Star Wars: The Last Jedi is the 8th Installment in The Star Wars Saga and follows the exploits of a bunch of character who are all in some way or the other associated with a rebel army that is trying to overthrow an oppressive regime known as the “first order” led by Supreme Leader Snoke (Andy Serkis). Snoke has Kylo Ren (the son of Han Solo and Leia Organa), played by Adam Driver as his primary henchman. He is to Snoke what Darth Vader was to Emperor Palpatin. The resistance has Rey (Daisy Ridley), Finn (John Boyega) and Poe (Oscar Isaac) leading them in different fronts. Rey has the force on her side and she is just learning to master it.
The story here starts from where the first film left off. Rey meets Luke Skywalker (Mark Hamill) and hands him over his lightsaber bringing him the message to join the resistance but Luke is reluctant. He wants to stay away from it as he believes that he led to the rise of Kylo Ren and also because he is afraid to plunge back into the force and commit any more mistakes. The “first order” led by Kylo Ren has launched a relentless offensive to wipe out the remaining members of the resistance. The resistance led by Leia is making a last-ditch effort to save itself hoping that Rey would come back with Luke and they would get help from other forces of the outer rim. What happens next forms the crux of the narrative.
I would like to start off by reiterating the fact that people need to see atleast “Star Wars: The Force Awakens” before they leap into this film. We never get the background or for that matter the backstory of the characters. Hence to understand the film and to be able to relate to the characters, one needs to see its predecessor from where this fresh story started. To get an even better understanding of the epic, it’s advisable to watch Episodes IV, V and VI.
This is a gorgeous looking film. Every frame of the film is carefully envisioned and thoughtfully executed. Be it the digital characters or the real ones, the director makes it a point to present them in the most visually attractive manner. The fact that the film unfolds across different topographies and settings gives the director and the creative team a chance to make most of the opportunities they have at hand. Visually speaking, “The Last Jedi” is bound to take your breath away.
The film has many action sequences albeit not enough for an epic that is 2 hours 33 minutes long. The action sequences are brilliant. The film starts off with a sequence that literally gave me goosebumps.
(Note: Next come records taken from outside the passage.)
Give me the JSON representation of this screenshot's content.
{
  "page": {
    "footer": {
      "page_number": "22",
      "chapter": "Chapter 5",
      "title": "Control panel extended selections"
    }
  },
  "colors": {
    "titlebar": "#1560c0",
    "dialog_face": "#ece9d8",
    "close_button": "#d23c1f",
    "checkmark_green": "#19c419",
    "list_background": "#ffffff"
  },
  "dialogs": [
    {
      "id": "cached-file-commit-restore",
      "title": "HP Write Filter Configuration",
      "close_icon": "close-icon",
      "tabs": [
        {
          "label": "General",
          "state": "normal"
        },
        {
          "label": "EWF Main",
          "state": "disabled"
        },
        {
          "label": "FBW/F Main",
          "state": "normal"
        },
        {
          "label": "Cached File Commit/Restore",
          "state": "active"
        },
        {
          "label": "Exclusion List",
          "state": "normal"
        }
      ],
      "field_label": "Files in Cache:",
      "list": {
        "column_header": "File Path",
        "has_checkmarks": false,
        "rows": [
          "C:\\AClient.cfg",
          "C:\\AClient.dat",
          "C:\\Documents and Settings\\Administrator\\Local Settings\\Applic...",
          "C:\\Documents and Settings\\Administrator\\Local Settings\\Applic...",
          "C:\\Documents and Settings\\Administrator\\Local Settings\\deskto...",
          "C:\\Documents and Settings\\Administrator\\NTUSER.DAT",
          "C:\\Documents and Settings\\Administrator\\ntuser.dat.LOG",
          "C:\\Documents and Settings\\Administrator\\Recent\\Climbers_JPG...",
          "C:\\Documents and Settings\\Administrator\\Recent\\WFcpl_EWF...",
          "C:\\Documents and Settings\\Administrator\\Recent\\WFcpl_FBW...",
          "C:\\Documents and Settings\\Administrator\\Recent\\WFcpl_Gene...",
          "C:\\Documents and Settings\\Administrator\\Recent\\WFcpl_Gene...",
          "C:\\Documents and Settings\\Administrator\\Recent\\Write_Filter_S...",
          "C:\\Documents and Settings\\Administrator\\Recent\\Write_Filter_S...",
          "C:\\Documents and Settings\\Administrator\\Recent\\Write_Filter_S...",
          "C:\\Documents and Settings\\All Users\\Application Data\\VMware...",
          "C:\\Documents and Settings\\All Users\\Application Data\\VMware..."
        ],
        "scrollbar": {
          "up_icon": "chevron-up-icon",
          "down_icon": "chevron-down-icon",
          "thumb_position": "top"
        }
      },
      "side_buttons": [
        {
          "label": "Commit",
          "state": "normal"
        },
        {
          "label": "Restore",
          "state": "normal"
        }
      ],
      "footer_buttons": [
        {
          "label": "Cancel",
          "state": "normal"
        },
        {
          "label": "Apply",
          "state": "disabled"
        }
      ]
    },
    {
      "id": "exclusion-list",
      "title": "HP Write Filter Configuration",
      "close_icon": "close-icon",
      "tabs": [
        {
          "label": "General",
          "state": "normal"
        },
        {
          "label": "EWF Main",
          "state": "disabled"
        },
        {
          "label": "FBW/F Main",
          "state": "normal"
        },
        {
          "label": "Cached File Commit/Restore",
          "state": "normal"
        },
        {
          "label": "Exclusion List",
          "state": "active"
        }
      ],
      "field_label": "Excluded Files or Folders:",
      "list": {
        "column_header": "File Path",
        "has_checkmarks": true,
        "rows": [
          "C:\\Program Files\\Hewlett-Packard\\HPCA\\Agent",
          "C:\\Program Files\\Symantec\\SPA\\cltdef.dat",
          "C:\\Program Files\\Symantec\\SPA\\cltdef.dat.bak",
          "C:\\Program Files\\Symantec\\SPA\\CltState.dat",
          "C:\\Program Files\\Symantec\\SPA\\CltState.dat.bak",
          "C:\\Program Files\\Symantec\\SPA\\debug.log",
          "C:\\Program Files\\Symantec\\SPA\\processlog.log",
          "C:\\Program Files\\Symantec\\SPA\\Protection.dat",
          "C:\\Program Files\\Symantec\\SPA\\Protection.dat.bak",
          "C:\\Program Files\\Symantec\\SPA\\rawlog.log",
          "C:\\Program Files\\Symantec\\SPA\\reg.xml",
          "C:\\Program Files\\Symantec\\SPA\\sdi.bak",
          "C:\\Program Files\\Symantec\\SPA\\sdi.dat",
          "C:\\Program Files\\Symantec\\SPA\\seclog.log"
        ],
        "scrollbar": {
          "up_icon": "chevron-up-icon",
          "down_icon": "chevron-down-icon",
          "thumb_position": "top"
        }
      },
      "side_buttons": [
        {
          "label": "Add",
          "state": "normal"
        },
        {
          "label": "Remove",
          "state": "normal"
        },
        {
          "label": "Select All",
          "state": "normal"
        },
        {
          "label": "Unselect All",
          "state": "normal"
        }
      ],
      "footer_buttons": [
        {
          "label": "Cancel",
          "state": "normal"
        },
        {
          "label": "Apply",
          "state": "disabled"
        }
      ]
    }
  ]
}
I immediately developed very high hopes for the film simply because of the manner in which this action sequence was executed. Here was a sequence infused with not only visual wizardry but a lot of heart. The same can be said about the sequence at the lair of Snoke where Rey and Kylo are pitted against some Ninja-esc guards of Snoke who each have a different choice of weapon. The color scheme used in this sequence adds to its charisma. Even the smaller battles are done with aplomb. My only wish was that there was more.
Having said all that, “The Last Jedi” still left me unsatisfied. After the initial blitz, the film slips down into a slumber from which it momentarily wakes when there is an action sequence. There is no sense of urgency among the characters even though they have a ticking clock hanging over their head. Add to that some very poorly envisioned turn of events like the miraculous escape from death of Leia and you have a film that has lost a lot of its steam and opportunities.
As I have said many times before, an action film can be only as good as the villain it has. Adam Driver is a great actor but he doesn’t have the charisma or for that matter the physicality to infuse fear of his character. Let’s just agree that he is not even a shadow of Darth Vader and since we have seen Vader in action already, his act just feels that much weaker. He appears more like an angsty teenager with daddy issues than a super villain out to win the world.
Luke Skywalker may have been a big hit in the 70s but his presence in this film is hardly inspiring. He does have a scene or two of comedy that is bound to make you giggle but he doesn’t work out in the dramatic sequences and he doesn’t have any serious action sequences to inspire cheers. His return is also done in a manner that’s a blink and miss affair. The director should have known better to milk these sequences. A film of this type should exude a lot of heroism. Sans the character of Poe played with a lot of gusto by Oscar Isaac, no other character really rises to that level so as to extract cheers. Ridley, Boyega and Carrie Fisher (bless her soul) are all very generic and stay within their limits never trying to rise above the material. Laura Dern, on the other hand, is great. I loved her act thoroughly.
There are also certain subplots that do take us to some pretty places and give us some jaw-dropping action sequences but end up adding little to the actual plot and hence are a waste. The background score in this film is better than its predecessor. The score for “The Force Awakens” felt rushed but here the track is rousing and adds character to the action sequences.
Final words, sans the visuals and action, The Last Jedi felt flat and at times even stretched. This is the longest Star Wars film till date and it did have a lot of material to work with but it didn’t fully capitalize on those opportunities and hence what we have is an underwhelming epic that will not age well. People will see it for what it is once the initial onslaught of fandom wears off and the euphoria settles down. It is still a worthy one time watch.
Rating: 3/5 (3 out of 5 Stars)